Traditionally, the mosque is only one place the place North American Muslims have turned for steerage to search out their spouses, however Professor Howe explains that there have all the time been a variety of how of going about matchmaking.

“The Muslim Students Association (of the U.S. and Canada) had marriage adverts in native chapters, but additionally in Islamic Horizons and different publications going again to the 70s. Mother and father would publish adverts for his or her children, which means that the standard channels of discovering Muslim spouses maybe weren’t working in the way in which they supposed, so folks turned to the Nineteen Eighties model of the classifieds. ISNA (Islamic Society of North America) would maintain varied occasions and matchmaking conferences, and there can be workshops and seminars about discovering a partner.”

With this historical past in thoughts, it appears the transfer in the direction of on-line platforms to search out marriage and companionship—even in Muslim communities—is an natural evolution in line with the tradition at giant.

“I believe this language of disaster of marriage is actually because marriage is inflected in different, broader sorts of questions inside Muslim communities—debates about race, gender, class; for converts the case of authenticity, and questions concerning the centrality of non secular identification over different types of identification,” Professor Howe says, providing a unique tackle the anxieties expressed about marriage by Imam Deeb and Baba Ali. “Marriage disaster—whether or not in Muslim communities or broader American society—these are anxieties about copy, the way forward for the neighborhood and what it ought to ideally appear to be. A number of the consternations that I’ve noticed are about how marriage has been pushed again later, in order Muslim ladies are more and more changing into extra educated over the previous few many years, taking over skilled careers, a lot of the anxiousness over marriage is ‘how will we get elite members of our neighborhood married?’”

For Muslim ladies particularly, turning to on-line areas is a strategy to mitigate most of the challenges of searching for appropriate companions as mosques could not supply the inclusive environments many ladies are searching for. Mosques typically have a separate space for girls, segregated from the remainder of the congregation and hidden from view. Some mosques could not even supply such an area for girls, or bar them from praying there altogether.

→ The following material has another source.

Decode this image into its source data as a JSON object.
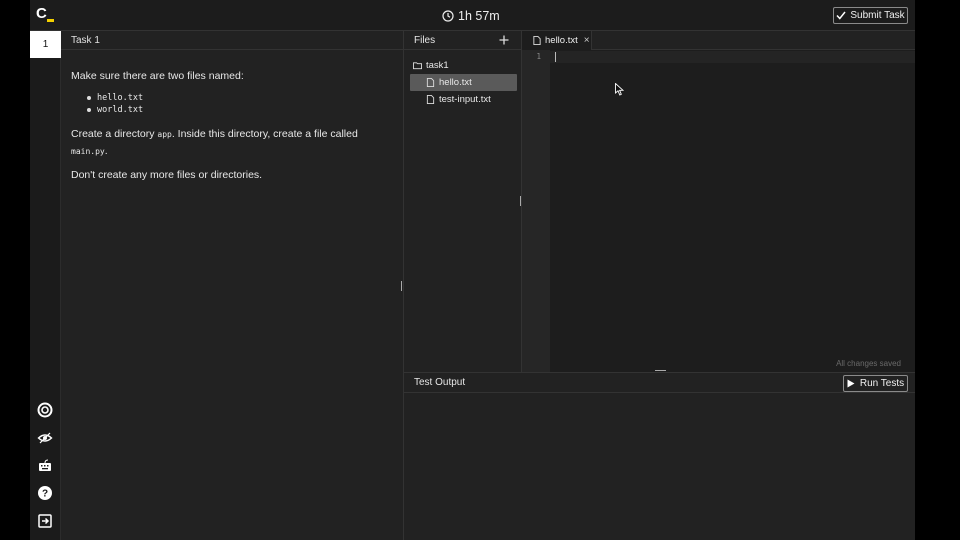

“One of many issues I’ve seen, which is basically fascinating, is teams of Muslim ladies forming halaqas [circles] providing on-line programs as a result of they really feel the masjid is a really masculine and male-oriented area,” Professor Rochadiat says of an rising pattern she’s witnessing.

With the precise instruments and management, neighborhood constructing might be accomplished on-line. Mosques, together with different locations of worship, are more and more holding reside streamed occasions, and individuals are changing into extra comfy adapting know-how for non secular functions, which incorporates searching for romantic companions.

“The web world is form of like a 3rd area,” Professor Rochadiat concludes. “Whereas it displays a lot of the offline world, there are additionally some dynamics that are distinctive to on-line platforms due to sure traits of on-line communication. So we’re going to see extra variation by way of engagement as folks discover other ways to take part in non secular life and experiences.”

The considerations of younger, observant Muslims round using know-how and the way it impacts their non secular practices speaks to a broader pattern about adapting to our altering world with out dropping one’s identification. For now, on-line platforms are serving to younger Muslims navigate the tough terrain of non secular observance with modern life. And in important numbers, observant Millennial and Gen Z Muslims are turning to matrimonial apps to assist them fulfill their non secular obligation to marry.


Hina Husain is a contract author primarily based in Toronto. She’s written for Overseas Coverage, CBC, and Vice. You could find her on Twitter @HinaTweetsNow.

Related Articles

Leave a Reply

Your email address will not be published. Required fields are marked *

Back to top button